Copy each line from the records below in which the word "payments" is found.

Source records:
---------------
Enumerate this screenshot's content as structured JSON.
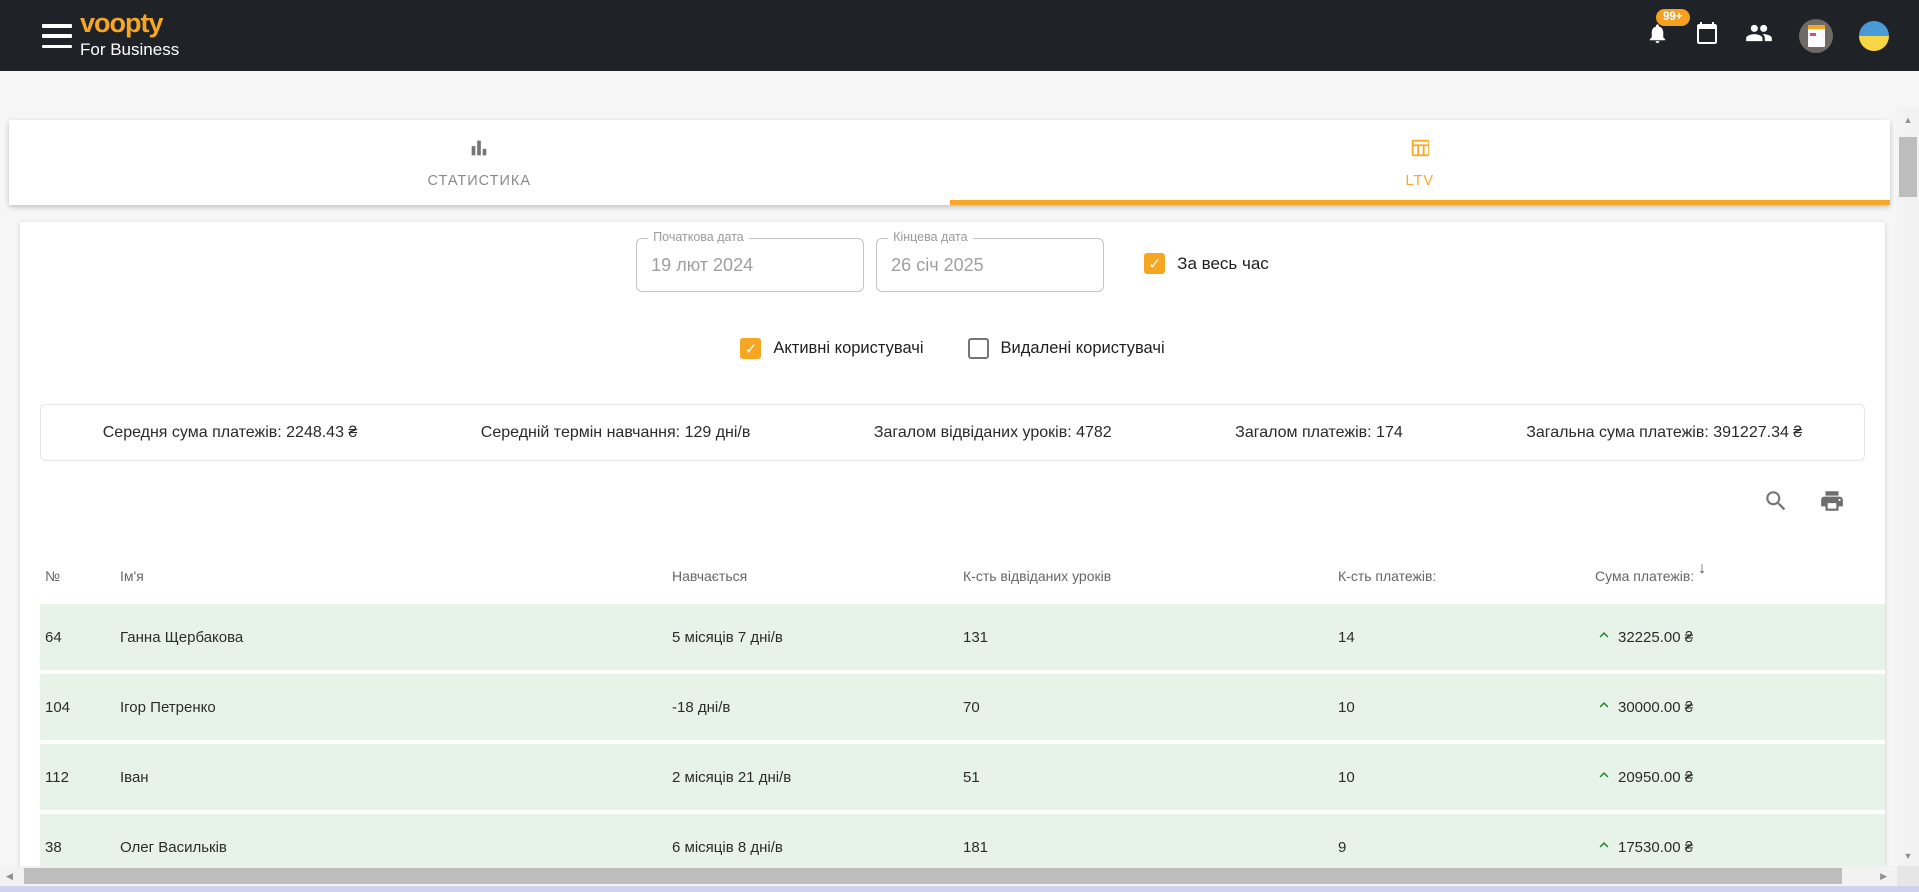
{
  "header": {
    "logo": "voopty",
    "logo_sub": "For Business",
    "notification_badge": "99+"
  },
  "tabs": [
    {
      "label": "СТАТИСТИКА",
      "active": false
    },
    {
      "label": "LTV",
      "active": true
    }
  ],
  "filters": {
    "start_date": {
      "label": "Початкова дата",
      "value": "19 лют 2024"
    },
    "end_date": {
      "label": "Кінцева дата",
      "value": "26 січ 2025"
    },
    "all_time": {
      "label": "За весь час",
      "checked": true
    },
    "active_users": {
      "label": "Активні користувачі",
      "checked": true
    },
    "deleted_users": {
      "label": "Видалені користувачі",
      "checked": false
    }
  },
  "summary": [
    "Середня сума платежів: 2248.43 ₴",
    "Середній термін навчання: 129 дні/в",
    "Загалом відвіданих уроків: 4782",
    "Загалом платежів: 174",
    "Загальна сума платежів: 391227.34 ₴"
  ],
  "table": {
    "columns": [
      "№",
      "Ім'я",
      "Навчається",
      "К-сть відвіданих уроків",
      "К-сть платежів:",
      "Сума платежів:"
    ],
    "rows": [
      {
        "num": "64",
        "name": "Ганна Щербакова",
        "duration": "5 місяців 7 дні/в",
        "lessons": "131",
        "payments": "14",
        "sum": "32225.00 ₴"
      },
      {
        "num": "104",
        "name": "Ігор Петренко",
        "duration": "-18 дні/в",
        "lessons": "70",
        "payments": "10",
        "sum": "30000.00 ₴"
      },
      {
        "num": "112",
        "name": "Іван",
        "duration": "2 місяців 21 дні/в",
        "lessons": "51",
        "payments": "10",
        "sum": "20950.00 ₴"
      },
      {
        "num": "38",
        "name": "Олег Васильків",
        "duration": "6 місяців 8 дні/в",
        "lessons": "181",
        "payments": "9",
        "sum": "17530.00 ₴"
      }
    ]
  },
  "icons": {
    "sort_desc": "↓",
    "scroll_up": "▲",
    "scroll_down": "▼",
    "scroll_left": "◀",
    "scroll_right": "▶"
  },
  "colors": {
    "accent_orange": "#F5A623",
    "tab_active": "#F9A825",
    "row_green": "#E7F3E8",
    "trend_green": "#1B8A24",
    "header_dark": "#1F2227",
    "flag_blue": "#4A9AD8",
    "flag_yellow": "#F7D646"
  }
}
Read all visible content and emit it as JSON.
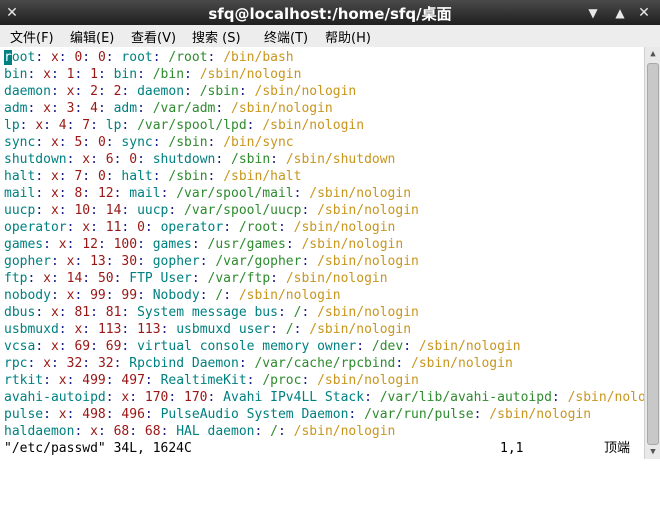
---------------
• [RESULT OF THIS TASK]:
        "payments": "14",
        "payments": "10",
        "payments": "10",
        "payments": "9",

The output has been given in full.